◆ **WORK ITEM**: Take each line of the data that contains the string "this" and copy it.

◆ **GIVEN DATA**:

┏━━

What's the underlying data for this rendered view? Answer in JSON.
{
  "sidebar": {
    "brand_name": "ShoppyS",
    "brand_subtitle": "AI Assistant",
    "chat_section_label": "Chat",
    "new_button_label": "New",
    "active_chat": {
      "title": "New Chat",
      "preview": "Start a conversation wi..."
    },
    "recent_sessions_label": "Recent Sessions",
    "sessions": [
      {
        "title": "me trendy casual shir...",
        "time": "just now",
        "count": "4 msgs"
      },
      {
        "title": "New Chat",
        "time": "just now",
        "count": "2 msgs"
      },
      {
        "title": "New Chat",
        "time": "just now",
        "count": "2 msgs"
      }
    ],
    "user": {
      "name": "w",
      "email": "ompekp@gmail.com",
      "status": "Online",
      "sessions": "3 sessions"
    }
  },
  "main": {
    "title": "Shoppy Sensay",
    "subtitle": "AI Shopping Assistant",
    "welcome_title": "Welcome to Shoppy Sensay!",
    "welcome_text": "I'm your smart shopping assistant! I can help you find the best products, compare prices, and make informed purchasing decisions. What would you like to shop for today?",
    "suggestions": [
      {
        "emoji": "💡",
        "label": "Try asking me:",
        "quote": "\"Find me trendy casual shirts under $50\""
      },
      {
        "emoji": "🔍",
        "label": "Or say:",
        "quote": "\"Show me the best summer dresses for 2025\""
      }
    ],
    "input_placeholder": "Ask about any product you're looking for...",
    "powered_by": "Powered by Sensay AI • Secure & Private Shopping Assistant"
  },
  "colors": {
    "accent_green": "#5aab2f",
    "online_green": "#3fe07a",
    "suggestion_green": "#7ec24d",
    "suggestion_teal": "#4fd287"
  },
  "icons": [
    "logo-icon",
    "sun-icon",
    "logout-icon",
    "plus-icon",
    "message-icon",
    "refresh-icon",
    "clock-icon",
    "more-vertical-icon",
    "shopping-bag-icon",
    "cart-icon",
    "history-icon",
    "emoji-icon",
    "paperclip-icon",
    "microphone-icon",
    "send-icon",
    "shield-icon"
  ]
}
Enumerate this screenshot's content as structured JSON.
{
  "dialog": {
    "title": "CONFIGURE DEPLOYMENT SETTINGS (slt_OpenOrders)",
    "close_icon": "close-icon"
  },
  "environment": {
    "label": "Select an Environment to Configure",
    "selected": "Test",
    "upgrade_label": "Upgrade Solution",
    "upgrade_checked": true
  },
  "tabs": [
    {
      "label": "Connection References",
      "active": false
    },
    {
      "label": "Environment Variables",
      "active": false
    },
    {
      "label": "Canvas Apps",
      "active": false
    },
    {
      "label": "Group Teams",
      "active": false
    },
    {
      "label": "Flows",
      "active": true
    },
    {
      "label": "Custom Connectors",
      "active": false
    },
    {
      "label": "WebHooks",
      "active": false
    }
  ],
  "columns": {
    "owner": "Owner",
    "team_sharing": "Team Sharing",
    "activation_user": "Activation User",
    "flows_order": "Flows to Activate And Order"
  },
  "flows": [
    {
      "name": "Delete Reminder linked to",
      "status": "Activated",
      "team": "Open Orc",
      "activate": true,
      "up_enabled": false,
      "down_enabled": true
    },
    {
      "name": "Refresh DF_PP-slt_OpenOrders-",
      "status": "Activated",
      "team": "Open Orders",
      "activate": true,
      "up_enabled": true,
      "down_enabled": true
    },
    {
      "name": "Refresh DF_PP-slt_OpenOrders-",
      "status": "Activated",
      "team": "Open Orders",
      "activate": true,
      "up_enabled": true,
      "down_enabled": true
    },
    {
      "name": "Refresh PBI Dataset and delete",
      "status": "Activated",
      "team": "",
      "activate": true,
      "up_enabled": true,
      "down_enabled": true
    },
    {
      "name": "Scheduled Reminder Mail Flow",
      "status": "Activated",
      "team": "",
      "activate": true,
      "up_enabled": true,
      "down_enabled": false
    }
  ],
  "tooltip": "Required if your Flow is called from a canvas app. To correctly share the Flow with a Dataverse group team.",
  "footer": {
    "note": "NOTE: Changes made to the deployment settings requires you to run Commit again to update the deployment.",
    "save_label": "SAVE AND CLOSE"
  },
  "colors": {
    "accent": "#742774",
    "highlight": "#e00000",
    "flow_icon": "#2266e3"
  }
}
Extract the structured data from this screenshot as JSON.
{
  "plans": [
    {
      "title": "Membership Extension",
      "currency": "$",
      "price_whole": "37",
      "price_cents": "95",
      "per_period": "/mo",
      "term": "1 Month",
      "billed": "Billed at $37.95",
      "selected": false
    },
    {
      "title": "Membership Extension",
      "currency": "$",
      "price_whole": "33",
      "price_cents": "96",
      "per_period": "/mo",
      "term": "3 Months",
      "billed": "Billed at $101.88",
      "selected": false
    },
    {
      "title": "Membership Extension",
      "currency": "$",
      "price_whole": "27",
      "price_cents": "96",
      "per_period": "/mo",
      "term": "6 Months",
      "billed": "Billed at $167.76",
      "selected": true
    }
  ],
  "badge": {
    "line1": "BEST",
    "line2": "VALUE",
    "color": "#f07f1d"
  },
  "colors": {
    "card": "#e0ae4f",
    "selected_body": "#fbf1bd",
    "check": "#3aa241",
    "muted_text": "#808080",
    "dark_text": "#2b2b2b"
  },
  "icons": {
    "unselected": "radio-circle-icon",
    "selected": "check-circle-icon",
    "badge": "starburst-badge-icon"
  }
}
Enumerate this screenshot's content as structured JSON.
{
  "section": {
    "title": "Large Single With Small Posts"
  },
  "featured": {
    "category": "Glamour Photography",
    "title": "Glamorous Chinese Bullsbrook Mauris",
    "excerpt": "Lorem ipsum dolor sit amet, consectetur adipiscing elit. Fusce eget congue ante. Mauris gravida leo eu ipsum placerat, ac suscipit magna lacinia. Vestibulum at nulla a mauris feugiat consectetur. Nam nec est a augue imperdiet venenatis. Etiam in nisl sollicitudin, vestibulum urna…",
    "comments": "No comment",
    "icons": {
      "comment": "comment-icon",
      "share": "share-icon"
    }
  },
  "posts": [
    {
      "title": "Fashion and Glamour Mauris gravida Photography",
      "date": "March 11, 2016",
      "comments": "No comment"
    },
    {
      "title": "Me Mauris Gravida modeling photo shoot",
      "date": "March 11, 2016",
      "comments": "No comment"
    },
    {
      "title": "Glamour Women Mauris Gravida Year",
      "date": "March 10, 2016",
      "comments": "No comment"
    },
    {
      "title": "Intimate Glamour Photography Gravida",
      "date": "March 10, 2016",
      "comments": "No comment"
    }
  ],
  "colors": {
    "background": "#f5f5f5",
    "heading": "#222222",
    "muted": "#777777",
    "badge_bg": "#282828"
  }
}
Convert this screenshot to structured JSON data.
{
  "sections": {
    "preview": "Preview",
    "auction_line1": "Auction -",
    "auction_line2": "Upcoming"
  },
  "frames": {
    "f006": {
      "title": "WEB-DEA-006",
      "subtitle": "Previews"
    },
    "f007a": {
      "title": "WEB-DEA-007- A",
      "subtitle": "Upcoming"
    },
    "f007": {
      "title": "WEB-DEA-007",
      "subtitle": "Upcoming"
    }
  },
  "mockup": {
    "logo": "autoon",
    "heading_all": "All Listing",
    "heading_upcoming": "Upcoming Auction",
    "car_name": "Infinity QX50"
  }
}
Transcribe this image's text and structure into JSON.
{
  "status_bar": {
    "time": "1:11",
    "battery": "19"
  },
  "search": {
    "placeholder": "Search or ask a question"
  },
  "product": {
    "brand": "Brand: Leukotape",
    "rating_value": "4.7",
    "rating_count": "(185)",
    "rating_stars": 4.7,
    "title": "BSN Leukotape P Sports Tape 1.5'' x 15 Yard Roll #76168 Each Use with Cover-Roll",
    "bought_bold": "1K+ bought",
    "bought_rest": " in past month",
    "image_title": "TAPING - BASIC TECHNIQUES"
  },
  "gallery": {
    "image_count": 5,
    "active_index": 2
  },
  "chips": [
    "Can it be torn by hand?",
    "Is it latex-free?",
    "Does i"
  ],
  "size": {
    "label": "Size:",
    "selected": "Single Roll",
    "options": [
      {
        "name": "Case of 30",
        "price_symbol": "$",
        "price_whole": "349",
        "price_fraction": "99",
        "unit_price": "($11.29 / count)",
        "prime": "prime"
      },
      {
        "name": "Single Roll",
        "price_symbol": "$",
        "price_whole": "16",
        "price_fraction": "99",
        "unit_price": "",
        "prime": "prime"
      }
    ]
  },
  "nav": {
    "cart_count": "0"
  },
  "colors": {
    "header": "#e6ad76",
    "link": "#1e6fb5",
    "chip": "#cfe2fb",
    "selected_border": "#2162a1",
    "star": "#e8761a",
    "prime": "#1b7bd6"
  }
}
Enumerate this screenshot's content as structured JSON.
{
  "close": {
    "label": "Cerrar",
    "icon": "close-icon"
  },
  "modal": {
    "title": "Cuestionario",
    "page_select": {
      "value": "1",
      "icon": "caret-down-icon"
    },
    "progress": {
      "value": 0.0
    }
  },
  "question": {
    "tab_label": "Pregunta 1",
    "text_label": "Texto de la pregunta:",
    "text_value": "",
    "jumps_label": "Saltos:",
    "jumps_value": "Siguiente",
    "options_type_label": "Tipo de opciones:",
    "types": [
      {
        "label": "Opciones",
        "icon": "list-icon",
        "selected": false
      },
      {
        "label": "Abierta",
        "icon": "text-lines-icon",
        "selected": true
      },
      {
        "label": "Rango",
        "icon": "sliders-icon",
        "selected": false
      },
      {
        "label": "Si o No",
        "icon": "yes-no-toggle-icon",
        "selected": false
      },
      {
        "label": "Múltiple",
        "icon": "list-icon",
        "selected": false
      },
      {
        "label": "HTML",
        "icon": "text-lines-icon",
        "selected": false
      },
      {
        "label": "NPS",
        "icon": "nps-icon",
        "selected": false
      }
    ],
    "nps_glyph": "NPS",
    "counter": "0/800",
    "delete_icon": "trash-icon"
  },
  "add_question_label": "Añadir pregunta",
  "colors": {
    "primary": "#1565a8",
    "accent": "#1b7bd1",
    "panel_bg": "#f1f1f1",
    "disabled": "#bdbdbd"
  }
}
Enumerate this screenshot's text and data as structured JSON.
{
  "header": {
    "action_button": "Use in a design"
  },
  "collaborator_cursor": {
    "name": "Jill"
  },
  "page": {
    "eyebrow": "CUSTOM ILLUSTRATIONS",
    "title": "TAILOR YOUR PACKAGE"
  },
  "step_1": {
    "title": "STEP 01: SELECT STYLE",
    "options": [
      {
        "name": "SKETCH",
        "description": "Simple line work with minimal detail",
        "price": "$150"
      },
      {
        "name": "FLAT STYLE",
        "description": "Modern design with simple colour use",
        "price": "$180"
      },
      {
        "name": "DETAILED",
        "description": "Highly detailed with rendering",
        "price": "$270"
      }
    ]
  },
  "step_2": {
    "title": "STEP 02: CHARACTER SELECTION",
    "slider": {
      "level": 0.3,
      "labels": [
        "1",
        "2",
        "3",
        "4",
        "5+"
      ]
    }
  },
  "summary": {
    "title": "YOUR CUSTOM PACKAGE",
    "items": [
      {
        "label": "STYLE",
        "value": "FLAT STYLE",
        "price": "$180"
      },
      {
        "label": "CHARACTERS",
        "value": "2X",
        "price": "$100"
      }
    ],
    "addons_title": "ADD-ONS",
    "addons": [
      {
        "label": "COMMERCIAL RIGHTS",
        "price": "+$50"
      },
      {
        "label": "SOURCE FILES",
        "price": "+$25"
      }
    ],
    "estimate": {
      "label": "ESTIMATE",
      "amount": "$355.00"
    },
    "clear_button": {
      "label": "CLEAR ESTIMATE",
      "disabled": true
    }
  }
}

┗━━

◆ **EXERCISE OUTPUT**:
What's the underlying data for this rendered view? Answer in JSON.
Enumerate this screenshot's content as structured JSON.
Extract the structured data from this screenshot as JSON.
Enumerate this screenshot's content as structured JSON.
Convert this screenshot to structured JSON data.
Transcribe this image's text and structure into JSON.
Enumerate this screenshot's content as structured JSON.
Enumerate this screenshot's text and data as structured JSON.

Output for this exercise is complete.